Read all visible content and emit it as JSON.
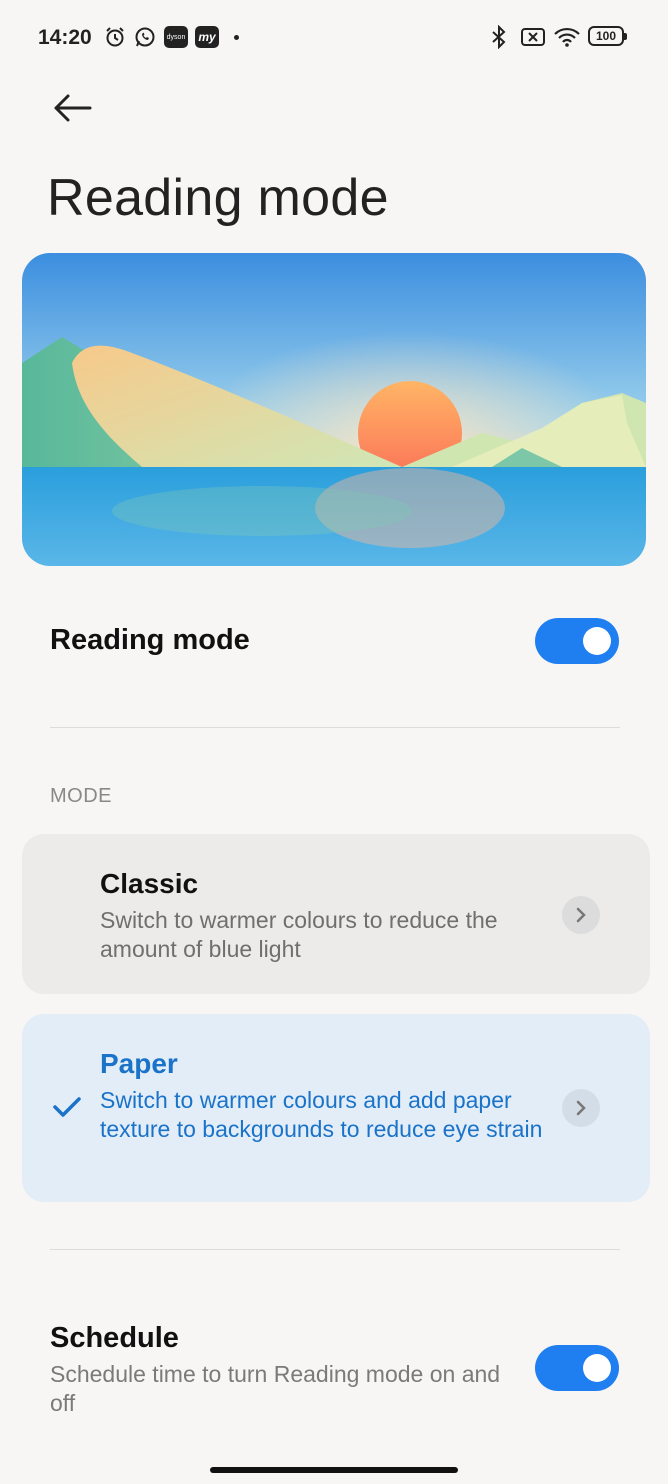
{
  "status_bar": {
    "time": "14:20",
    "app_icons": [
      "alarm-icon",
      "whatsapp-icon",
      "dyson-icon",
      "my-app-icon"
    ],
    "dyson_text": "dyson",
    "my_text": "my",
    "right_icons": [
      "bluetooth-icon",
      "sim-icon",
      "wifi-icon",
      "battery-icon"
    ],
    "battery": "100"
  },
  "header": {
    "title": "Reading mode"
  },
  "reading_mode": {
    "label": "Reading mode",
    "enabled": true
  },
  "mode_section": {
    "heading": "MODE",
    "options": [
      {
        "title": "Classic",
        "description": "Switch to warmer colours to reduce the amount of blue light",
        "selected": false
      },
      {
        "title": "Paper",
        "description": "Switch to warmer colours and add paper texture to backgrounds to reduce eye strain",
        "selected": true
      }
    ]
  },
  "schedule": {
    "label": "Schedule",
    "description": "Schedule time to turn Reading mode on and off",
    "enabled": true
  },
  "colors": {
    "accent": "#1f7ff0",
    "selected_text": "#1a73c8",
    "selected_card": "#e3edf8"
  }
}
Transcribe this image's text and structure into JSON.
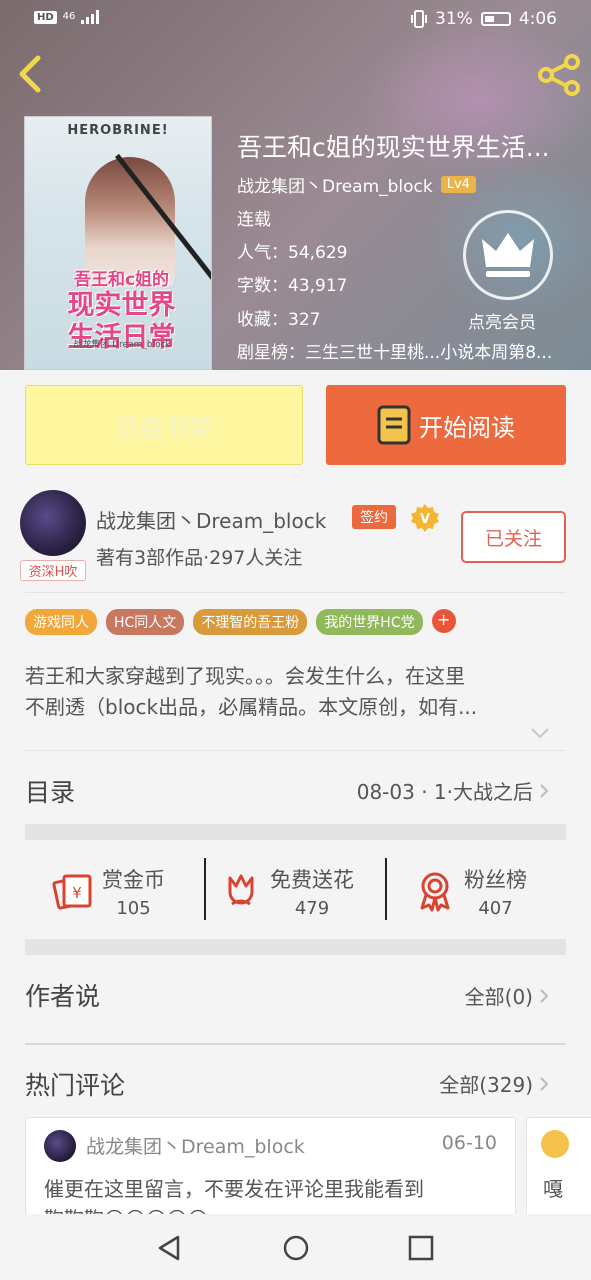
{
  "status_bar": {
    "left_badge": "HD",
    "network": "46",
    "battery": "31%",
    "time": "4:06"
  },
  "book": {
    "cover_top": "HEROBRINE!",
    "cover_title_line1": "吾王和c姐的",
    "cover_title_line2": "现实世界",
    "cover_title_line3": "生活日常",
    "cover_author": "战龙集团 Dream_block",
    "title": "吾王和c姐的现实世界生活...",
    "author": "战龙集团丶Dream_block",
    "level": "Lv4",
    "status": "连载",
    "popularity_label": "人气：",
    "popularity": "54,629",
    "word_count_label": "字数：",
    "word_count": "43,917",
    "favorites_label": "收藏：",
    "favorites": "327",
    "rank_label": "剧星榜：",
    "rank_text": "三生三世十里桃...小说本周第8...",
    "vip_label": "点亮会员"
  },
  "actions": {
    "shelf": "已在书架",
    "read": "开始阅读"
  },
  "author_row": {
    "name": "战龙集团丶Dream_block",
    "signed": "签约",
    "verified": "V",
    "meta": "著有3部作品·297人关注",
    "follow": "已关注",
    "avatar_tag": "资深H吹"
  },
  "tags": [
    {
      "label": "游戏同人",
      "color": "#f1a73a"
    },
    {
      "label": "HC同人文",
      "color": "#c8785f"
    },
    {
      "label": "不理智的吾王粉",
      "color": "#d99a3b"
    },
    {
      "label": "我的世界HC党",
      "color": "#8fb95a"
    }
  ],
  "tag_more": "+",
  "description": {
    "line1": "若王和大家穿越到了现实。。。会发生什么，在这里",
    "line2": "不剧透（block出品，必属精品。本文原创，如有..."
  },
  "catalog": {
    "title": "目录",
    "latest": "08-03 · 1·大战之后"
  },
  "stats": [
    {
      "label": "赏金币",
      "value": "105"
    },
    {
      "label": "免费送花",
      "value": "479"
    },
    {
      "label": "粉丝榜",
      "value": "407"
    }
  ],
  "author_says": {
    "title": "作者说",
    "all": "全部(0)"
  },
  "hot_comments": {
    "title": "热门评论",
    "all": "全部(329)",
    "items": [
      {
        "user": "战龙集团丶Dream_block",
        "date": "06-10",
        "text": "催更在这里留言，不要发在评论里我能看到",
        "text2": "鞠鞠鞠😊😊😊😊😊"
      }
    ],
    "peek_text": "嘎"
  },
  "colors": {
    "accent_orange": "#ec6a3e",
    "shelf_yellow": "#fff6a0",
    "follow_red": "#e46152"
  }
}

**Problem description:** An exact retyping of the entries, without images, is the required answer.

**Task answer:**
Read all visible content and emit it as JSON.
{
  "status_bar": {
    "time": "14:20",
    "app_icons": [
      "alarm-icon",
      "whatsapp-icon",
      "dyson-icon",
      "my-app-icon"
    ],
    "dyson_text": "dyson",
    "my_text": "my",
    "right_icons": [
      "bluetooth-icon",
      "sim-icon",
      "wifi-icon",
      "battery-icon"
    ],
    "battery": "100"
  },
  "header": {
    "title": "Reading mode"
  },
  "reading_mode": {
    "label": "Reading mode",
    "enabled": true
  },
  "mode_section": {
    "heading": "MODE",
    "options": [
      {
        "title": "Classic",
        "description": "Switch to warmer colours to reduce the amount of blue light",
        "selected": false
      },
      {
        "title": "Paper",
        "description": "Switch to warmer colours and add paper texture to backgrounds to reduce eye strain",
        "selected": true
      }
    ]
  },
  "schedule": {
    "label": "Schedule",
    "description": "Schedule time to turn Reading mode on and off",
    "enabled": true
  },
  "colors": {
    "accent": "#1f7ff0",
    "selected_text": "#1a73c8",
    "selected_card": "#e3edf8"
  }
}
Transcribe this image's text and structure into JSON.
{
  "status_bar": {
    "left_badge": "HD",
    "network": "46",
    "battery": "31%",
    "time": "4:06"
  },
  "book": {
    "cover_top": "HEROBRINE!",
    "cover_title_line1": "吾王和c姐的",
    "cover_title_line2": "现实世界",
    "cover_title_line3": "生活日常",
    "cover_author": "战龙集团 Dream_block",
    "title": "吾王和c姐的现实世界生活...",
    "author": "战龙集团丶Dream_block",
    "level": "Lv4",
    "status": "连载",
    "popularity_label": "人气：",
    "popularity": "54,629",
    "word_count_label": "字数：",
    "word_count": "43,917",
    "favorites_label": "收藏：",
    "favorites": "327",
    "rank_label": "剧星榜：",
    "rank_text": "三生三世十里桃...小说本周第8...",
    "vip_label": "点亮会员"
  },
  "actions": {
    "shelf": "已在书架",
    "read": "开始阅读"
  },
  "author_row": {
    "name": "战龙集团丶Dream_block",
    "signed": "签约",
    "verified": "V",
    "meta": "著有3部作品·297人关注",
    "follow": "已关注",
    "avatar_tag": "资深H吹"
  },
  "tags": [
    {
      "label": "游戏同人",
      "color": "#f1a73a"
    },
    {
      "label": "HC同人文",
      "color": "#c8785f"
    },
    {
      "label": "不理智的吾王粉",
      "color": "#d99a3b"
    },
    {
      "label": "我的世界HC党",
      "color": "#8fb95a"
    }
  ],
  "tag_more": "+",
  "description": {
    "line1": "若王和大家穿越到了现实。。。会发生什么，在这里",
    "line2": "不剧透（block出品，必属精品。本文原创，如有..."
  },
  "catalog": {
    "title": "目录",
    "latest": "08-03 · 1·大战之后"
  },
  "stats": [
    {
      "label": "赏金币",
      "value": "105"
    },
    {
      "label": "免费送花",
      "value": "479"
    },
    {
      "label": "粉丝榜",
      "value": "407"
    }
  ],
  "author_says": {
    "title": "作者说",
    "all": "全部(0)"
  },
  "hot_comments": {
    "title": "热门评论",
    "all": "全部(329)",
    "items": [
      {
        "user": "战龙集团丶Dream_block",
        "date": "06-10",
        "text": "催更在这里留言，不要发在评论里我能看到",
        "text2": "鞠鞠鞠😊😊😊😊😊"
      }
    ],
    "peek_text": "嘎"
  },
  "colors": {
    "accent_orange": "#ec6a3e",
    "shelf_yellow": "#fff6a0",
    "follow_red": "#e46152"
  }
}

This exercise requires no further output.